My name is Emilie Stabell. I’m from Denmark and am currently working as a character and environment artist at Media Molecule Ltd. in the United Kingdom where we’re making the game Dreams for PS4.
My creative career began when I was accepted into the Bachelor programme in Computer Graphics Art at The Animation Workshop in Denmark. It was during my 3 years at the school that I honed my skills and slowly built my personal style and portfolio that I would later use to enter the games industry. During my 3rd year, it was time to apply for an internship abroad. I filtered through hundreds of studios over several weeks until I finally stumbled upon Media Molecule, a medium sized studio in the UK with pink carpets, hat shaped lamps and lots of talent.
Although it clearly said on their website at the time that they didn’t accept any interns, I decided to send my showreel regardless (because you never know what might happen), and sure enough, Studio Director Siobhan Reddy got back to me only 2 days later to arrange an interview. Skip forward 3.5 years and I’m still here, having the most creatively fulfilling job I could possibly imagine. Initially, I had a few doubts entering this industry due to the harsh competition and massive talent out there, but once you get to experience the fulfillment of getting to do what you love for a living, there’s really no going back.

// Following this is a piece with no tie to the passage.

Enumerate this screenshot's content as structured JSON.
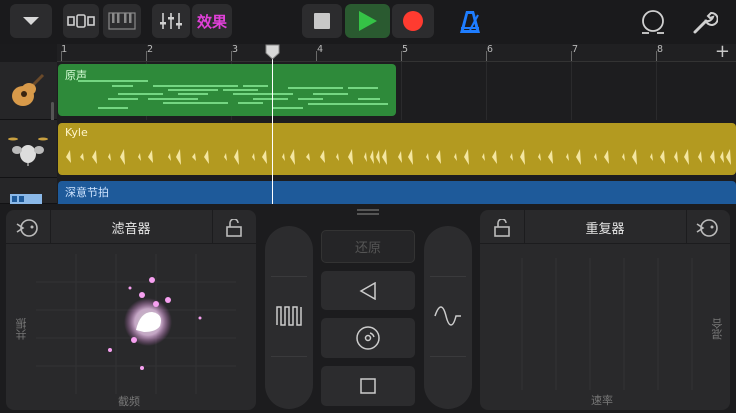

For students out there who’d be interested in seeing what my “fresh out of school” reel looked like which landed me my current job, have a look:
My artistic focus revolves around creating colourful characters and environments. I love bold shapes and vibrant colour palettes and always try to challenge myself by changing up the style for every new piece I make. Personal style is important, but so is adaptation and I believe exploring many different looks and learning from other artists will help you acquire the skills needed to deal with the various creative challenges you’ll face.
A good example is “The Journey”:
This piece taught me to have patience, believe in the process and to create textures with a hand painted comic book type look. Skills that have all benefited me going forwards. The original concept is made by Sam Bosma and recreating his vast idea in 3D has been great for learning just how much you can achieve if you’re willing to put in the hours.
Another example is “Nova”:
She was a good exercise in appeal: giving your character a strong personality and really trying to dig deep into what their life might be like. She started out as a generic post-apocalyptic desert traveller, but mid-way through the process, I decided to spice it up with some Harajuku inspired props and a hoverboard to make her stand out.
This one is perhaps a little tricky to explain, but the concept of designing from the “inside and out” rather than from the “outside and in” is a balance I will always have to work towards mastering. All too often I find myself becoming influenced by what other artists are thinking, expecting and doing, which leads my art to look more like what the mainstream wants. in the long run this gets boring and draining, and it isn’t the true you. Designing from the inside and out means to let go of all the expectations and let your own raw ideas flow without putting them through all these editorial filters we’ve all been taught to have. It means to design with the authenticity and immediacy of a child. When you succeed at this, you’ll find that your designs become stronger, more original and more ‘you’. It’ll help you find your own artistic voice and set you apart from all your competitors, and it will probably make you more happy as well.
To me, Sketchfab is the most accessible and easiest platform out there for displaying your 3D models. It supports everything you could possibly need all the way from animation to audio, giving you the opportunity to make your models come to life instead of being a static image on screen. A good 3D model can be appreciated from all angles, and this is exactly what Sketchfab allows anyone of any age to do.